- Customer Volume
While B2B marketing needs to cater to more decision-makers compared to B2C marketing, there are generally fewer customer options available for B2B marketing. For example, if you have 600,000 customers in one city, that gives B2C marketers a wide range of individuals to target. The customers of B2B marketing, on the other hand, are businesses that consists of a number of individuals. So in that same city, while there are 600,000 individuals, there may only be 200 businesses who can or will need to use B2B products.
What this means is that B2B marketing needs to be far more targeted than B2C marketing in order to reach those 200 businesses, whereas B2C marketing has a bit more flexibility and room for experimentation since they may still be able to hit half of the 600,000 B2C consumers.
- Types of Buyers

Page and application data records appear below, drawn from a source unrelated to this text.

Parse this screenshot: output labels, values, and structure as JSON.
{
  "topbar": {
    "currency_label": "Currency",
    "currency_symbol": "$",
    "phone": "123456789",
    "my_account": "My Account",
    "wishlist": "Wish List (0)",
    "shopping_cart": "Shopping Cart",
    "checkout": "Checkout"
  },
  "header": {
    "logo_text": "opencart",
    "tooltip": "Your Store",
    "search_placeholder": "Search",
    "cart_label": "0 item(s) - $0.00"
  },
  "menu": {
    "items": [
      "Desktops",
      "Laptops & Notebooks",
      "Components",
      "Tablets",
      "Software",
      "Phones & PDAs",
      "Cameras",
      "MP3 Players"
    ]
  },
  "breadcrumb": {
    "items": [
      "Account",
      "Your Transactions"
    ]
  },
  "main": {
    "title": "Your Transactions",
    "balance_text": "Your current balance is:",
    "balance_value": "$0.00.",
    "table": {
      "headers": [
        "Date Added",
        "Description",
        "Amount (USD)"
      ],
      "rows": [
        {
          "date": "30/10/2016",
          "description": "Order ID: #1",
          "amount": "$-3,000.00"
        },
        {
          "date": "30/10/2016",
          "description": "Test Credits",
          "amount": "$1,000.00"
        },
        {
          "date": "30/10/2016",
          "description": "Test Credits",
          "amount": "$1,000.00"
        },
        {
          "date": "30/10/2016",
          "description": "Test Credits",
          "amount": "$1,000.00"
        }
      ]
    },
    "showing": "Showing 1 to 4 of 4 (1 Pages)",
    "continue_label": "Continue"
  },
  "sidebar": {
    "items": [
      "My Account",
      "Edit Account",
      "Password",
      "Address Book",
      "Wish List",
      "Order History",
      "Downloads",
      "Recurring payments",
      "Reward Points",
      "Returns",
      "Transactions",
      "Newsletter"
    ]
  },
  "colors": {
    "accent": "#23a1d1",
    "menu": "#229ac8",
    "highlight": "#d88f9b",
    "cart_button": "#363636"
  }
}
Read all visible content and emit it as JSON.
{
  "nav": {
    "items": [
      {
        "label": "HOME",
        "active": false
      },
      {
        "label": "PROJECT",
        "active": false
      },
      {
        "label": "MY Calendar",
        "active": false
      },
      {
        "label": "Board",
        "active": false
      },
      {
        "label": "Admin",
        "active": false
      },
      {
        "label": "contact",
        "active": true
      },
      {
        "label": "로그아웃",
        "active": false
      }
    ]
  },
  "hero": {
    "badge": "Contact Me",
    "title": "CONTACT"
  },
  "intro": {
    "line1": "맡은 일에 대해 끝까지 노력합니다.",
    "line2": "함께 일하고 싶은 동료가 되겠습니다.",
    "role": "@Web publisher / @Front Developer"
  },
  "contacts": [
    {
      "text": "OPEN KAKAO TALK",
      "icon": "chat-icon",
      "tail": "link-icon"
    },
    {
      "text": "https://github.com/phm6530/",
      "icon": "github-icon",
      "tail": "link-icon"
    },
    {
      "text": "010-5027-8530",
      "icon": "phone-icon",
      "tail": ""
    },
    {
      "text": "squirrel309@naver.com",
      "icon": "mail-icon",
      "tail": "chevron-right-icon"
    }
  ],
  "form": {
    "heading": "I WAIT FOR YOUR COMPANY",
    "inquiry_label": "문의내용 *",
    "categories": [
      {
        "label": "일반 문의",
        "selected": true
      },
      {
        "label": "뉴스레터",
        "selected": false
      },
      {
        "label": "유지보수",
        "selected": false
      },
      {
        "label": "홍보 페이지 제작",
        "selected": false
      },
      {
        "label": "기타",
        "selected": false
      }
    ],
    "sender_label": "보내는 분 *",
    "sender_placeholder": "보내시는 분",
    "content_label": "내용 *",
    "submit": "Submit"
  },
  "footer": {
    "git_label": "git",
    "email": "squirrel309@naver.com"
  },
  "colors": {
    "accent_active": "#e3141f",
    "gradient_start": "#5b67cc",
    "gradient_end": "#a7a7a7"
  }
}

With B2C marketing, you are targeting buyers based on who they are as an individual consumer – their age, gender, race, income, interests, hobbies and spending habits. B2B marketing, on the other hand, targets buyers based on who they are as a professional, so you are looking at things like their job titles, departments, and company and budget sizes instead.
And again, given B2B marketing needs to address pain points and needs of various stakeholders and decision-makers involved in the purchase process, B2B marketers would need to develop messaging and content that appeals to these different types of buyers.
- Sales Cycle
Generally speaking, the B2C sales cycle is faster and less complex compared to the B2B sales process. The time from awareness to purchase for B2C consumers can be as short as a few hours. For example, if I wanted to purchase a popcorn maker, I would do my research on the available brands and products on the market, review online reviews and can make a purchase all within one day.
A B2B purchase, on the other hand, can sometimes take months and even years to make! Companies must evaluate the pros and cons of each B2B solution available, determine the requirements their teams need, think about the actual implementation and actions required post-implementation, and finally get approval from all the stakeholders and decision-makers involved.
If a B2C consumer makes a bad purchase, they can typically reverse the transaction with a full return or credit back. B2B purchases do not work the same way, and given their complexity this is why the sales cycle is longer for B2B marketing.
While B2B and B2C marketing may overlap in some places, they do have very different goals, needs, strategies and ways of executing their marketing efforts. Every B2B and B2C marketer must understand the needs and challenges of their buyers, as well as their market and competitive landscape, in order to create effective messaging and content that will reach, engage and ultimately convert their consumers.
What do you think? Are there any other similarities or differences between B2B and B2C marketing you think Kapost missed? Please share your ideas below!
Are you interested in engaging and converting new customers for your business? Contact me here and let’s talk about how we can help. Or follow me on LinkedIn, Twitter, Facebook